[MATERIAL PROVIDED — start]

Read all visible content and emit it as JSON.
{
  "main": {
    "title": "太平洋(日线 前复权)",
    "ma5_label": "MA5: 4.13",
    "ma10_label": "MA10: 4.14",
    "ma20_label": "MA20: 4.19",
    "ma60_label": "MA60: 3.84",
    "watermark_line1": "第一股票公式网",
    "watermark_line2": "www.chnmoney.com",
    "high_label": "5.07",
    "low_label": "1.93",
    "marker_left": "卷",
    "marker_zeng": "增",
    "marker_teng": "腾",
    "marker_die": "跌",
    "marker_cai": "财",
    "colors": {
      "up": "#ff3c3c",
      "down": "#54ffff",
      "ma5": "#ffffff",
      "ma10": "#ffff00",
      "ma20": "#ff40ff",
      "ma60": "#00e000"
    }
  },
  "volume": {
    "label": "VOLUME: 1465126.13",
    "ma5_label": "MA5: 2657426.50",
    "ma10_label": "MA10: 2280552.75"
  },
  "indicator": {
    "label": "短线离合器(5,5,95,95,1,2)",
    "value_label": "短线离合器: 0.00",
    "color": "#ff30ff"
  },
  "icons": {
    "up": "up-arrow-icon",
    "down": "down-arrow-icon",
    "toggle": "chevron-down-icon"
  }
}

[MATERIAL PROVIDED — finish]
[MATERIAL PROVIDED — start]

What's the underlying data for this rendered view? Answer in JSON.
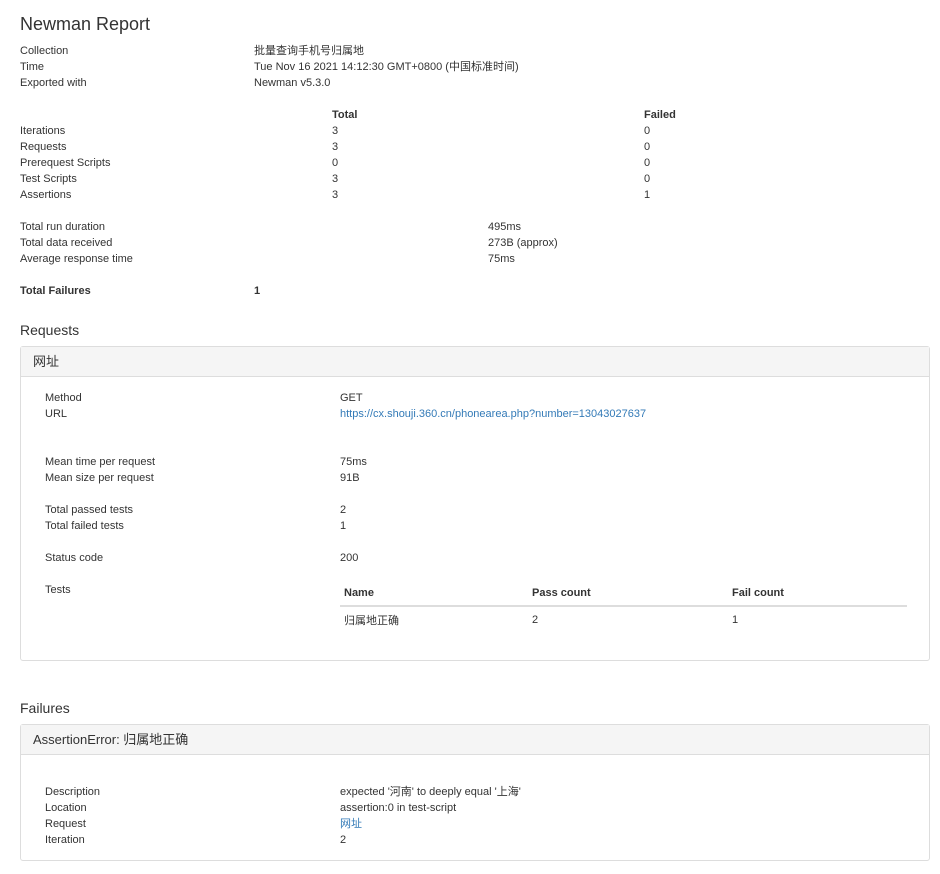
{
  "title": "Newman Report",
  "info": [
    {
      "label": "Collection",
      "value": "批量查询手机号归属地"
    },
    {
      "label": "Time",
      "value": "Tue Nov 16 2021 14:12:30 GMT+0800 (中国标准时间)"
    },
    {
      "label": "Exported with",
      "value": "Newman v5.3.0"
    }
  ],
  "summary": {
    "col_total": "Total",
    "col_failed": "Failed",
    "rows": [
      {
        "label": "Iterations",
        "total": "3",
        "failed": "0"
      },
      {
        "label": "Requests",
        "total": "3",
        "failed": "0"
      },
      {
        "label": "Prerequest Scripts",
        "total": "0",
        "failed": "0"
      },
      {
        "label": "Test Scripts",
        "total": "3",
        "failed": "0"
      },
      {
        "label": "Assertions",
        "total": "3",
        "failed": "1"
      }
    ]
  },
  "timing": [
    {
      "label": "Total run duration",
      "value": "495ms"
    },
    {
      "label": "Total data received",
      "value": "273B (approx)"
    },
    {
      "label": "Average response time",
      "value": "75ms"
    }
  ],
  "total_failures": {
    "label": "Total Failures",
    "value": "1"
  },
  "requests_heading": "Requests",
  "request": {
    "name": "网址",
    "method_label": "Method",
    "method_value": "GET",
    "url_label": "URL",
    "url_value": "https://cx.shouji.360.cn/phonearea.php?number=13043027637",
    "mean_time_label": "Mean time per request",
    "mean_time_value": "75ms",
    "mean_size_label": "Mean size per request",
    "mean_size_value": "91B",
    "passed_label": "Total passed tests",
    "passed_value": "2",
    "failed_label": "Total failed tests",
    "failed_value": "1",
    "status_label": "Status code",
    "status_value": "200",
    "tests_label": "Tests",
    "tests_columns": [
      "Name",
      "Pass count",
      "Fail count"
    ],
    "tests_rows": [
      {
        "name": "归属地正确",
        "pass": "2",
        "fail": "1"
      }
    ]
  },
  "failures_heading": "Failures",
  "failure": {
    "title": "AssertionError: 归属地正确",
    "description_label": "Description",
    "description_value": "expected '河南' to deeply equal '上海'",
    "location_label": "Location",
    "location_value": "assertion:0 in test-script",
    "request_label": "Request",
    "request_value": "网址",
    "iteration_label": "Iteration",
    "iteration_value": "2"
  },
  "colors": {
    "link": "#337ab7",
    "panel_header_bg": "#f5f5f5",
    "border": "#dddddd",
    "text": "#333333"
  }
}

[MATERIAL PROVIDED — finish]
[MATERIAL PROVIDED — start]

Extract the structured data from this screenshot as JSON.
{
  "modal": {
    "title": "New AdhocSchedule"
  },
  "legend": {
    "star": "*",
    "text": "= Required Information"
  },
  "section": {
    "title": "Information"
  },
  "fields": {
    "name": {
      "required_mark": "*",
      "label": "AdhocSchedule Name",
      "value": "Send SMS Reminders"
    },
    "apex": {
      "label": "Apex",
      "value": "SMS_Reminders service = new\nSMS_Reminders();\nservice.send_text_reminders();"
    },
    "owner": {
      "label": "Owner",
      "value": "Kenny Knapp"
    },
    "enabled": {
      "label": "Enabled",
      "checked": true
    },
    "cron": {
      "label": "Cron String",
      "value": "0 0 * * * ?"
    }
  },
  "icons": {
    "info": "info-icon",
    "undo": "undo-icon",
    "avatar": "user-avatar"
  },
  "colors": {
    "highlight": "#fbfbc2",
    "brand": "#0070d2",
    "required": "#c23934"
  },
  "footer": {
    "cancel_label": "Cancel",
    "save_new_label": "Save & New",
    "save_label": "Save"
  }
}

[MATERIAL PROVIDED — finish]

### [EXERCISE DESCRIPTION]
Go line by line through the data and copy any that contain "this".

### [YOUR RESPONSE]
What's the underlying data for this rendered view? Answer in JSON.
Extract the structured data from this screenshot as JSON.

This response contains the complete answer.